# Modular arithmetic

https://arbital.com/p/modular_arithmetic

by Malcolm McCrimmon Jul 30 2016 updated Aug 2 2016

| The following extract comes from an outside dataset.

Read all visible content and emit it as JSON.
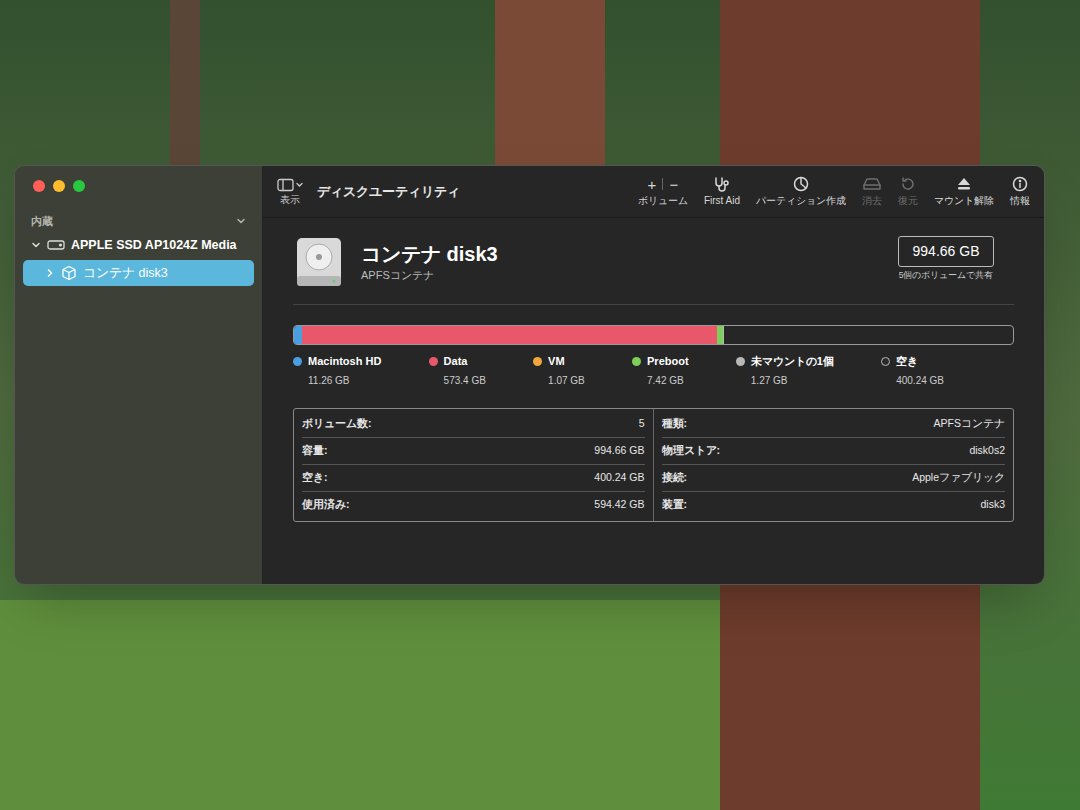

[summary: Modular arithmetic is the type of [-addition] we use when calculating dates and times. In ordinary [-arithmetic], $9 + 6 = 15$, but when working with the hours of the day, 6 hours after 9 o'clock is 3 o'clock, not 15 o'clock. This type of "wrap-around" addition generalizes to many other domains. ]
In ordinary [-arithmetic], you can think of [-addition] and [-subtraction] as traveling in different directions along an [infinity infinitely] long road. A calculation like $9 + 6$ can be thought of as starting at kilometer marker 9, then driving for another 6 kilometers, which would bring you to kilometer marker 15 ([-negative_numbers] are analogous to driving along the road backwards). If the road is perfectly straight, you can never go back to a marker you've already visited by driving forward. But what if the road were a circle?
Modular arithmetic may seem strange, but in fact, you probably use it every day! The hours on the face of a clock "wrap around" from 12 to 1 in exactly the same way that a circular road wraps around on itself. Thus, while in ordinary arithmetic $9 + 6 = 15$, when figuring out what time it will be 6 hours after 9 o'clock, we use modular arithmetic to arrive at the correct answer of 3 o'clock, rather than 15 o'clock.